The minimal amount of sefiros each of these six sefiros have, which represents the stage of exile, is six. In other words, each of the six sefiros in its under-developed stage possesses its own subset of six sefiros as well. Thus, if the six Sefiros of Chesed through Yesod are said to have access to only six of their ten sefiros at this time, then the total amount of sefiros governing our six thousand years of history would be – THIRTY-SIX.
In other words, the number thirty-six represents the state of creation in need of tikun, which is why the light that can bring rectification, is also represented by the same number. When that light is drawn into creation through Torah and mitzvos, then it expands the capacity of the six incomplete sefiros and causes them to mature, so-to-speak, somewhat, in very much the same way added knowledge can cause a child to grow up and mature faster.
This idea, according to Kabbalah, is reflected in the Name of G-d, “Eloh’im,” which is made up of two parts: aleph-lamed-heh, and yud-mem. The first part, which is pronounced “eileh” has the gematria of thirty-six and therefore is said to correspond to the six Sefiros that govern our history, Chesed through Yesod. The second part has the gematria of fifty, an allusion to the “Nun Sha’arei Binah,” the “Fifty Gates of Understanding” which are associated with the level above the six Sefiros, Binah.

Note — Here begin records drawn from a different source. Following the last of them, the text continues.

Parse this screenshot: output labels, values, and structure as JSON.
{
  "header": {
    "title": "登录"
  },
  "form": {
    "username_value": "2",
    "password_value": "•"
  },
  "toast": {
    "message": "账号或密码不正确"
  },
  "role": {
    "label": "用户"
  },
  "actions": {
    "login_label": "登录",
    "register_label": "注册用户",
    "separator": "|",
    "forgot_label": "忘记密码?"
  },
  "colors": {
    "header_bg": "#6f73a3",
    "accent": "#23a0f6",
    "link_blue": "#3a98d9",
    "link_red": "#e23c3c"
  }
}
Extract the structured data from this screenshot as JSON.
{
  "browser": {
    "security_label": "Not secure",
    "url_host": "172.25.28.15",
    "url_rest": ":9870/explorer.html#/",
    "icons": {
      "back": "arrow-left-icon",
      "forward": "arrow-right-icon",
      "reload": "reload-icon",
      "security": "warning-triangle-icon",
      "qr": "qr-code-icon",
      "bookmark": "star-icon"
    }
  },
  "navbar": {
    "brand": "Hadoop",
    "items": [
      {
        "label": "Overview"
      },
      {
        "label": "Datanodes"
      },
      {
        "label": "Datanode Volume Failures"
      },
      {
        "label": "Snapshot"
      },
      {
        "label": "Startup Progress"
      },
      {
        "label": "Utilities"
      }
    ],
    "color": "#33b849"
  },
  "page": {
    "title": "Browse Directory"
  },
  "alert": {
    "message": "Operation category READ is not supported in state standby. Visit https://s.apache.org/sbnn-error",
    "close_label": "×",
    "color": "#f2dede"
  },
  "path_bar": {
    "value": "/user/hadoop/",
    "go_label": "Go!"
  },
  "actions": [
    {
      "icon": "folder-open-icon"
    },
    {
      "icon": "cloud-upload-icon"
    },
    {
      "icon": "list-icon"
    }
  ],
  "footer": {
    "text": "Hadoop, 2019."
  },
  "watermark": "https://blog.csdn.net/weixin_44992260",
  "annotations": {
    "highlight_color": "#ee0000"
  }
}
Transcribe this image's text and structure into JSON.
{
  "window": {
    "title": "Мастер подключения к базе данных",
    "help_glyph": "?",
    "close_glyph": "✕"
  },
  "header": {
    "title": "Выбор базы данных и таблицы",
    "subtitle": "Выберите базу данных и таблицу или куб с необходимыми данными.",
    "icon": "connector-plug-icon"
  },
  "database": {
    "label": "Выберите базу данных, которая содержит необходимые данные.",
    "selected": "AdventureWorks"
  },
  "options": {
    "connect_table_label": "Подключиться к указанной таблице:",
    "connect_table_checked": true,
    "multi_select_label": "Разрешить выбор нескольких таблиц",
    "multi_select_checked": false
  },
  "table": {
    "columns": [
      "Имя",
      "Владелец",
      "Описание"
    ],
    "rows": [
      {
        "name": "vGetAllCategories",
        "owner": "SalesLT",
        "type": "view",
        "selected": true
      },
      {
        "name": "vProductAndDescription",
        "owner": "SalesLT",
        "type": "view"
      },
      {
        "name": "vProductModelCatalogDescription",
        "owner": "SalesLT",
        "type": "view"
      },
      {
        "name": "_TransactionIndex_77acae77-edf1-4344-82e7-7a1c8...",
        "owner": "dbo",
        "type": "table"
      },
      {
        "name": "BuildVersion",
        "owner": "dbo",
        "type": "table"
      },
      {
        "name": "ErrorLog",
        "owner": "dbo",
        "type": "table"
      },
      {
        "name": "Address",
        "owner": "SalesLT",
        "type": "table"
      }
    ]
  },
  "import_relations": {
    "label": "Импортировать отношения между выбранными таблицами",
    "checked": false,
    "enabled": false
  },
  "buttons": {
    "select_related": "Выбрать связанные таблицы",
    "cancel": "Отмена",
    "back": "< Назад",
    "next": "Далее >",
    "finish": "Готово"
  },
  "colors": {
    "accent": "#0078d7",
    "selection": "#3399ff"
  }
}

This is the reason why Eloh’im is the Name of G-d that is used when describing the more hidden Providence of G-d, which works through nature. If the Name represents the flow of light from Above to Below, then when the Name is written vertically it would begin (from the top) with the “mem,” and end (at the bottom) with the “aleph.” This tells us that the light of the thirty-six is just the light of the Fifty Gates of Understanding, albeit filtered. However, from top to bottom it is still the light of G-d, represented by the letter “aleph.”
Thus, our role is to unify the aleph-lamed-heh with the yud-mem, which, as we shall see G-d willing, is the same task as unifying the Yud-Heh and the Vav-Heh of G-d’s Four-Letter Ineffable Name.
Another way of expressing the same idea is as follows. Kabbalah describes the process that G-d used to make creation by sending a “thin” line of light (Kav Ain Sof) into a massive spiritual void (Challal) that G-d Himself created for this purpose. As the light moved inward from the round surface through the opening into the void, it resulted in the creation of different levels of existence referred to as “worlds” in Kabbalah.
There are five main worlds in total: Adam Kadmon, Atzilus, Beriyah, Yetzirah, and Asiyah – Adam Kadmon coming after the Light of Ain Sof, and Asiyah being the lowest of the five. Each of these worlds in turn have ten Sefiros of their own, or ten levels, making fifty levels in total from top to bottom, all of which the Light of Ain Sof must reach at some point in history if all of creation is ever going to be completely G-dly and perfect.
However, if the Light of Ain Sof had been allowed to reach the bottom of all fifty levels from the start, then nothing of creation would have remained imperfect for man to perfect – the goal of creation. Therefore, G-d did not allow His holy light to emanate to the bottom of creation in full glory for this very reason, but instead stopped it short and left an aspect of the spiritual void for man to draw the light into and raise the spiritual level of creation to “Holy to G-d,” the inscription on the Kohen Gadol’s head plate.
This is what it means to unify the Name of G-d and end the existence of Amalek.
The question is, at what point did G-d stop the light? How many levels from the bottom did the light not reach, and therefore, how many levels from the top did the light actually illuminate and perfect? The answer to this question lies in another well-known Name of G-d – Shadd’ai – which will be the topic of the next and FINAL installment in this series, G-d willing, just in time for Purim.
Have a great Shabbos,